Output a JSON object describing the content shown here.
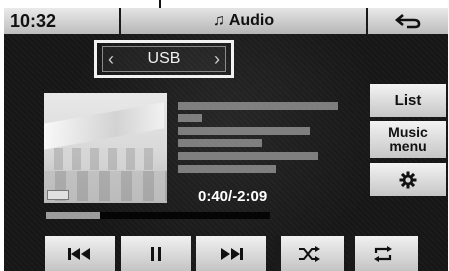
{
  "status_bar": {
    "time": "10:32"
  },
  "header": {
    "title": "Audio",
    "title_icon": "music-note-icon",
    "back_icon": "back-arrow-icon"
  },
  "source": {
    "label": "USB"
  },
  "side_menu": {
    "list_label": "List",
    "music_menu_label": "Music menu",
    "settings_icon": "gear-icon"
  },
  "playback": {
    "time_display": "0:40/-2:09",
    "progress_fraction": 0.24
  },
  "controls": {
    "prev_icon": "skip-back-icon",
    "pause_icon": "pause-icon",
    "next_icon": "skip-forward-icon",
    "shuffle_icon": "shuffle-icon",
    "repeat_icon": "repeat-icon"
  }
}
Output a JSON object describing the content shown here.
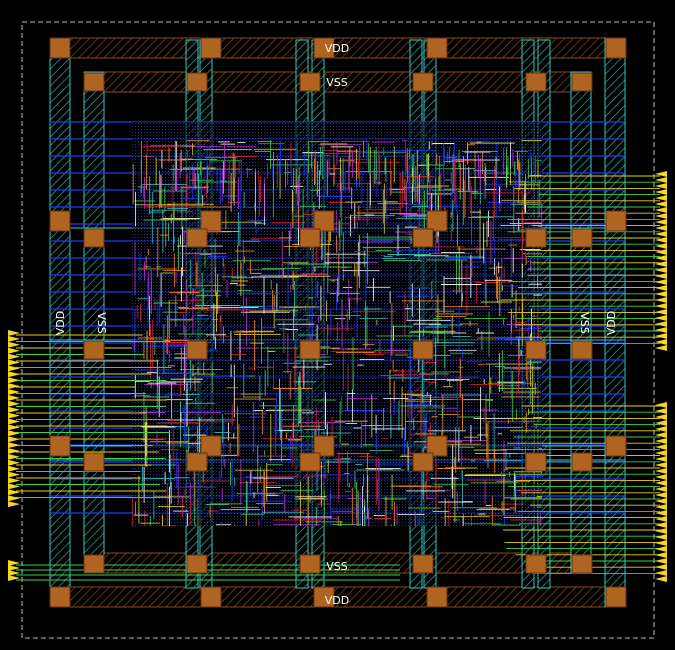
{
  "layout_view": {
    "power_nets": {
      "vdd_label": "VDD",
      "vss_label": "VSS"
    },
    "colors": {
      "background": "#000000",
      "boundary": "#bdbdbd",
      "vdd_ring": "#8a4a1e",
      "vdd_pad": "#b06422",
      "vss_ring": "#6d3a16",
      "stripe_cyan": "#36c6c0",
      "metal1_blue": "#1a3cff",
      "metal2_green": "#39d24a",
      "metal3_yellow": "#e4d21c",
      "metal4_red": "#e0202a",
      "metal5_magenta": "#c22fd8",
      "pin_yellow": "#f5d623"
    },
    "labels": {
      "top_vdd": "VDD",
      "top_vss": "VSS",
      "bottom_vss": "VSS",
      "bottom_vdd": "VDD",
      "left_vdd": "VDD",
      "left_vss": "VSS",
      "right_vss": "VSS",
      "right_vdd": "VDD"
    }
  }
}
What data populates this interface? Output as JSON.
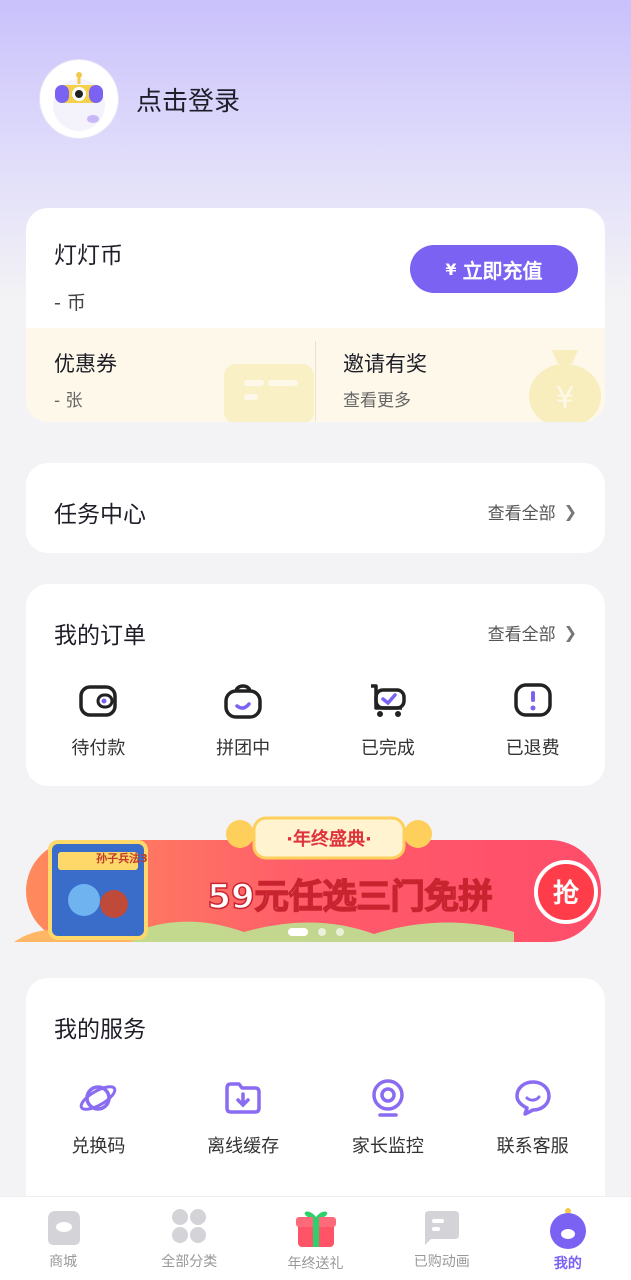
{
  "header": {
    "login_text": "点击登录"
  },
  "coin": {
    "title": "灯灯币",
    "value": "- 币",
    "recharge_button": "立即充值",
    "yen_symbol": "¥",
    "coupon": {
      "title": "优惠券",
      "value": "- 张"
    },
    "invite": {
      "title": "邀请有奖",
      "value": "查看更多"
    }
  },
  "task_center": {
    "title": "任务中心",
    "see_all": "查看全部"
  },
  "orders": {
    "title": "我的订单",
    "see_all": "查看全部",
    "items": [
      {
        "label": "待付款",
        "icon": "wallet-icon"
      },
      {
        "label": "拼团中",
        "icon": "group-bag-icon"
      },
      {
        "label": "已完成",
        "icon": "cart-check-icon"
      },
      {
        "label": "已退费",
        "icon": "refund-alert-icon"
      }
    ]
  },
  "banner": {
    "badge": "·年终盛典·",
    "headline": "59元任选三门免拼",
    "cta": "抢",
    "book_title": "孙子兵法3",
    "slides": 3,
    "active_slide": 1
  },
  "services": {
    "title": "我的服务",
    "items": [
      {
        "label": "兑换码",
        "icon": "planet-icon"
      },
      {
        "label": "离线缓存",
        "icon": "download-folder-icon"
      },
      {
        "label": "家长监控",
        "icon": "camera-icon"
      },
      {
        "label": "联系客服",
        "icon": "chat-icon"
      }
    ]
  },
  "tabbar": {
    "items": [
      {
        "label": "商城",
        "icon": "shop-icon"
      },
      {
        "label": "全部分类",
        "icon": "category-icon"
      },
      {
        "label": "年终送礼",
        "icon": "gift-icon"
      },
      {
        "label": "已购动画",
        "icon": "purchased-icon"
      },
      {
        "label": "我的",
        "icon": "profile-icon",
        "active": true
      }
    ]
  },
  "colors": {
    "accent": "#7b62f3",
    "banner_red": "#ff4d5a",
    "coin_bg": "#fdf8e9"
  }
}
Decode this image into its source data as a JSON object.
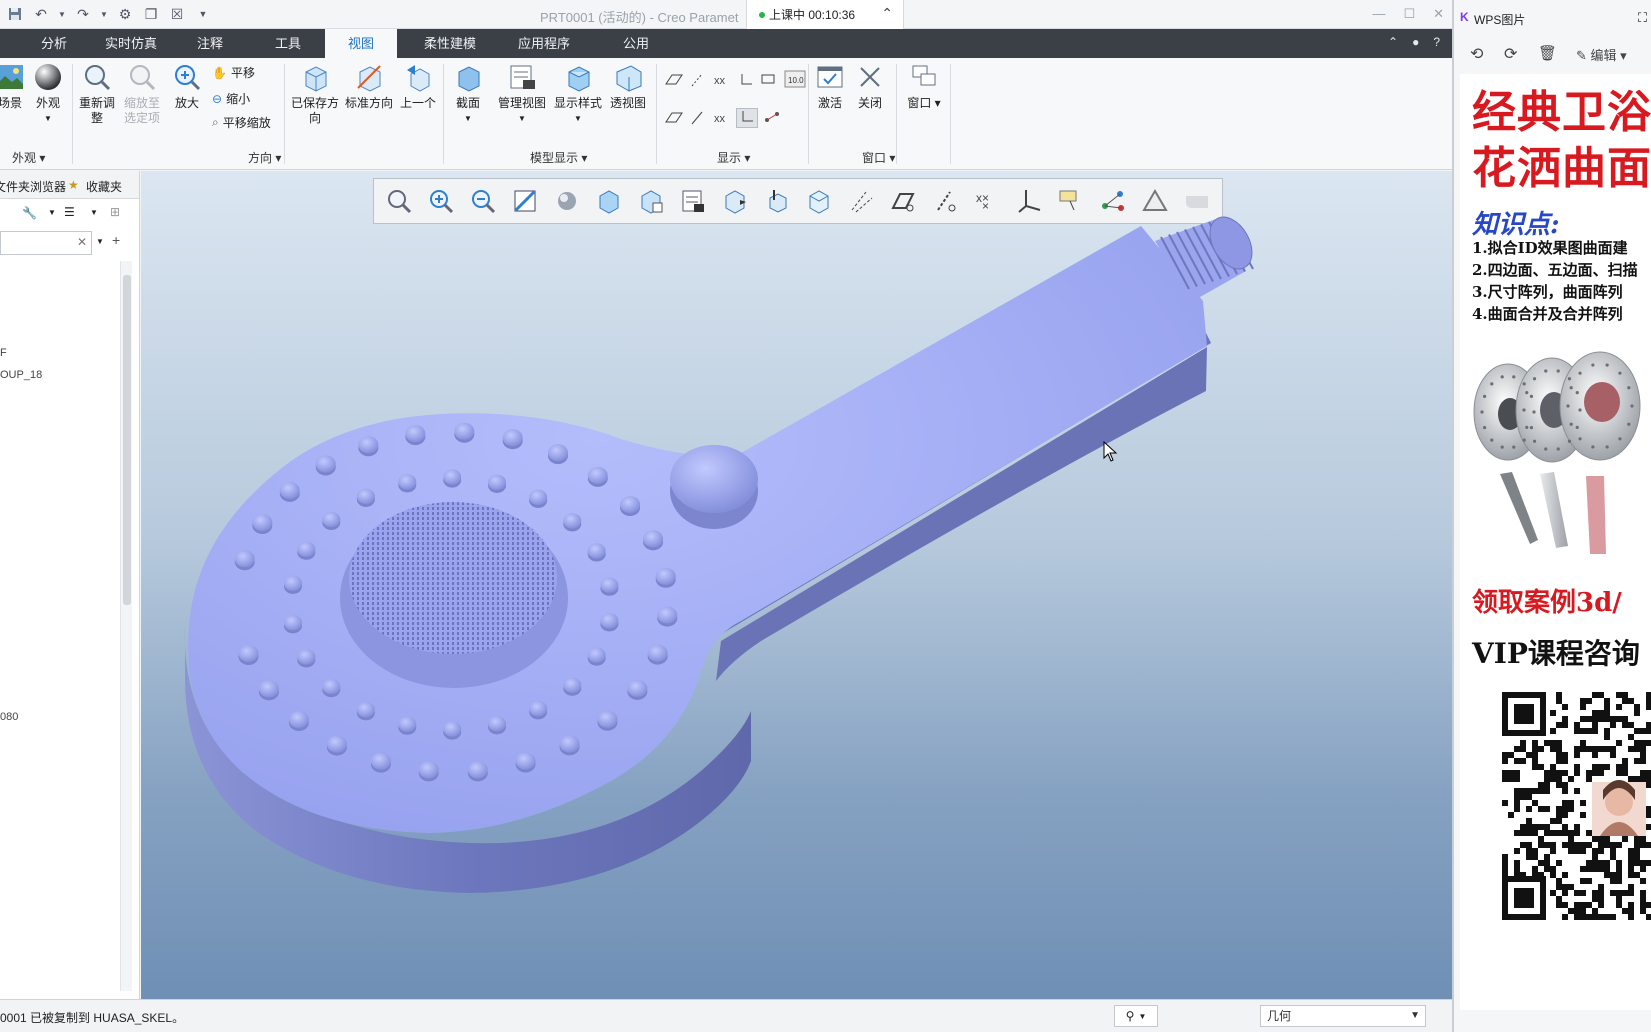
{
  "creo": {
    "title": "PRT0001 (活动的) - Creo Paramet",
    "timer": "上课中 00:10:36",
    "tabs": [
      {
        "label": "分析"
      },
      {
        "label": "实时仿真"
      },
      {
        "label": "注释"
      },
      {
        "label": "工具"
      },
      {
        "label": "视图",
        "active": true
      },
      {
        "label": "柔性建模"
      },
      {
        "label": "应用程序"
      },
      {
        "label": "公用"
      }
    ],
    "ribbon": {
      "scene_label": "场景",
      "appearance_label": "外观",
      "appearance_group": "外观",
      "refit_label": "重新调整",
      "zoom_selected_label": "缩放至选定项",
      "zoom_in_label": "放大",
      "pan_label": "平移",
      "zoom_out_label": "缩小",
      "pan_zoom_label": "平移缩放",
      "saved_orient_label": "已保存方向",
      "std_orient_label": "标准方向",
      "prev_label": "上一个",
      "orientation_group": "方向",
      "section_label": "截面",
      "manage_views_label": "管理视图",
      "display_style_label": "显示样式",
      "perspective_label": "透视图",
      "model_display_group": "模型显示",
      "show_group": "显示",
      "activate_label": "激活",
      "close_label": "关闭",
      "window_label": "窗口",
      "window_group": "窗口"
    },
    "left_panel": {
      "tab_browser": "文件夹浏览器",
      "tab_favorites": "收藏夹",
      "tree_items": [
        {
          "text": "F"
        },
        {
          "text": "OUP_18"
        },
        {
          "text": "080"
        }
      ]
    },
    "status": {
      "message": "0001 已被复制到 HUASA_SKEL。",
      "filter_value": "几何"
    }
  },
  "wps": {
    "app_title": "WPS图片",
    "edit_label": "编辑",
    "poster": {
      "title_line1": "经典卫浴",
      "title_line2": "花洒曲面",
      "knowledge_heading": "知识点:",
      "points": [
        "1.拟合ID效果图曲面建",
        "2.四边面、五边面、扫描",
        "3.尺寸阵列，曲面阵列",
        "4.曲面合并及合并阵列"
      ],
      "cta_case": "领取案例3d/",
      "cta_vip": "VIP课程咨询"
    }
  },
  "colors": {
    "accent_tab": "#1a73c6",
    "model_fill": "#9aa6f0",
    "poster_red": "#d8191f",
    "poster_blue": "#2747c6"
  }
}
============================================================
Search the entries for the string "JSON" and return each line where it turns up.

Output a JSON object describing the content shown here.
Output a JSON object describing the content shown here.
What data populates this interface? Output as JSON.
Decode this image into its source data as a JSON object.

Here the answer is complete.